He’s the founder of Beyond Your Hammock, a financial planning firm that caters to the needs of professionals in their 30s and 40s.
Let’s just say as you can tell from the name of the firm, this isn’t your parent’s financial planner!
He told me he never thought he would work for himself, but the corporate world wore him down.
He was a portfolio accountant at State Street Bank and n assistant treasurer at JP Morgan Chase. He came to realize that self-employment offered him greater financial security over the long term.
Few lessons worth noting from our conversation include:
- When starting a new business it’s better to share your passion, instead of selling your products or services.
- Why Eric decided to take a job as a waiter at the age of 33 and after doing pretty well in the financial industry as a stepping stone to working for himself.
- Why he decided to choose an untraditional name for his firm to elicit questions from potential clients rather than preconceived notions.
I have some big news to share with you now about the Life Skills That Matter podcast . . . . this is the final episode of what I’m calling season 1 of this podcast!
I shared a podcast every day focused exclusively on collecting stories about people who made the transition from employment to self-employment to inspire you to do the same.
In our next episode, we’ll begin season two where I’ll still be sharing stories about people who made the transition to self-employment, but I’ll be doing more episodes focused exclusively on lessons about life and skills to help you make your own transition.
I’ll also only be releasing two episodes a week to give you all a chance to catch up on all the shows I’ve been pumping out!
Life Skills That Matter In This Episode
- Practicing self-awareness to understand your core motivations.
- Building a community.
- Aligning spending habits with a financial goal.
How Eric Works and Thinks
- Wake up time: 5:00am
- Core work activities + habits: 1) Blocking time for the most important tasks. 2) Networking to meet new people and have new conversations. 3) Have a general understanding of where he’s going.
- Ideal work environment: Saturday morning, listening to music from Focus at Will in a space where he can write on the walls to visualize his ideas.
- Superpower: Ability to listen to someone and understand their feelings to adapt advice for them.
- Self-reflection practice: Listening to music or walking on a beach and being in his own head.
- Book recommendation: The Obstacle Is the Way by Ryan Holiday.
- 90-day goal: Get more speaking opportunities and increase audience sizes, targeting 1000+ person audience.
- Common spending problems: Restaurants and spending money in areas they don’t value since they don’t have a plan or goals.
“I wanted to connect with my peers and help them do the things that I knew they were getting challenged with right now.”
“It doesn’t feel like work and therefore you’re just doing what you do best and the money does come after that.”

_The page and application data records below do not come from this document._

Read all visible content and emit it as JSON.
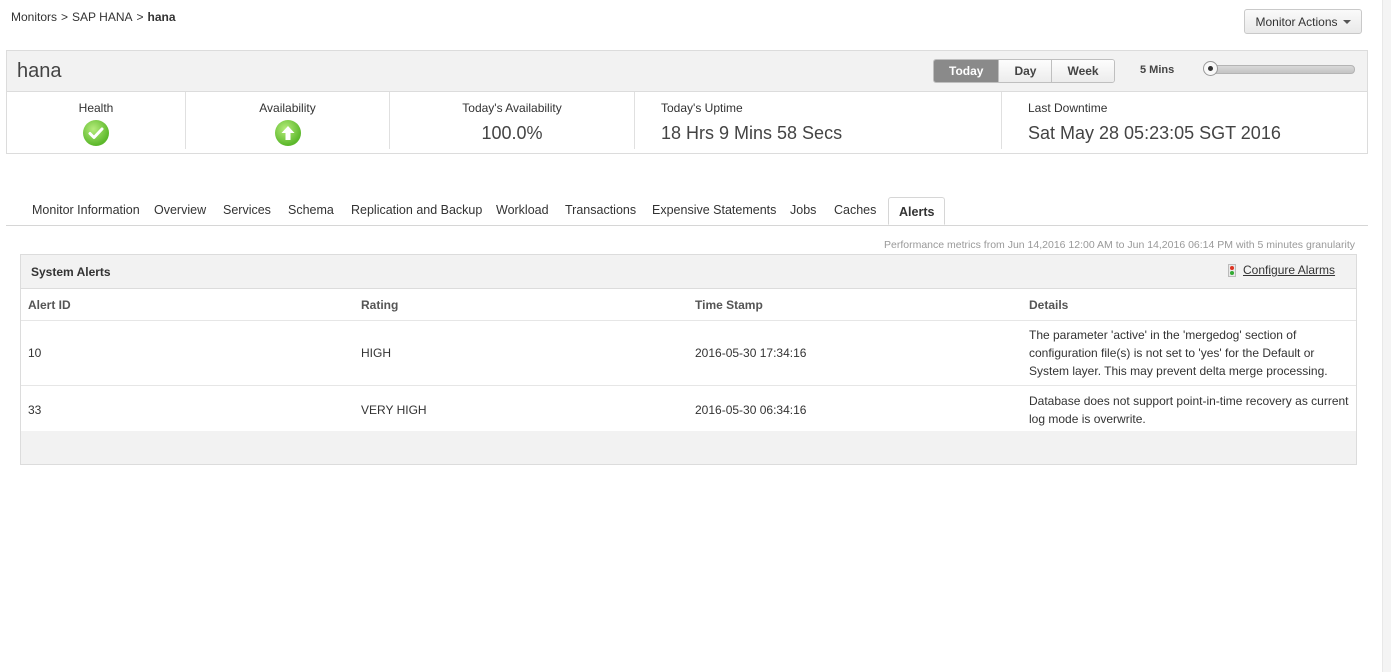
{
  "breadcrumb": {
    "items": [
      "Monitors",
      "SAP HANA"
    ],
    "separator": ">",
    "current": "hana"
  },
  "monitor_actions": {
    "label": "Monitor Actions"
  },
  "header": {
    "monitor_name": "hana",
    "periods": [
      "Today",
      "Day",
      "Week"
    ],
    "active_period": "Today",
    "interval_label": "5 Mins",
    "slider_level": 0
  },
  "stats": {
    "health": {
      "label": "Health",
      "icon": "check-circle-icon",
      "color": "#5cb82b"
    },
    "availability": {
      "label": "Availability",
      "icon": "arrow-up-circle-icon",
      "color": "#5cb82b"
    },
    "todays_availability": {
      "label": "Today's Availability",
      "value": "100.0%"
    },
    "todays_uptime": {
      "label": "Today's Uptime",
      "value": "18 Hrs 9 Mins 58 Secs"
    },
    "last_downtime": {
      "label": "Last Downtime",
      "value": "Sat May 28 05:23:05 SGT 2016"
    }
  },
  "tabs": [
    "Monitor Information",
    "Overview",
    "Services",
    "Schema",
    "Replication and Backup",
    "Workload",
    "Transactions",
    "Expensive Statements",
    "Jobs",
    "Caches",
    "Alerts"
  ],
  "active_tab": "Alerts",
  "perf_note": "Performance metrics from Jun 14,2016 12:00 AM to Jun 14,2016 06:14 PM with 5 minutes granularity",
  "alerts": {
    "title": "System Alerts",
    "configure_label": "Configure Alarms",
    "columns": [
      "Alert ID",
      "Rating",
      "Time Stamp",
      "Details"
    ],
    "rows": [
      {
        "id": "10",
        "rating": "HIGH",
        "timestamp": "2016-05-30 17:34:16",
        "details": "The parameter 'active' in the 'mergedog' section of configuration file(s) is not set to 'yes' for the Default or System layer. This may prevent delta merge processing."
      },
      {
        "id": "33",
        "rating": "VERY HIGH",
        "timestamp": "2016-05-30 06:34:16",
        "details": "Database does not support point-in-time recovery as current log mode is overwrite."
      }
    ]
  }
}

It’s helpful to understand the financial possibilities and goals from your business and Eric provided the following advice to begin honing in on those figures:
1) Understand your income needs. Figure out both how much you need for your expenses, as well as what you need to meet your savings goals for the future.
2) Look at other businesses in your space. Examining how others are doing in your field can give you an idea for what your income possibilities are.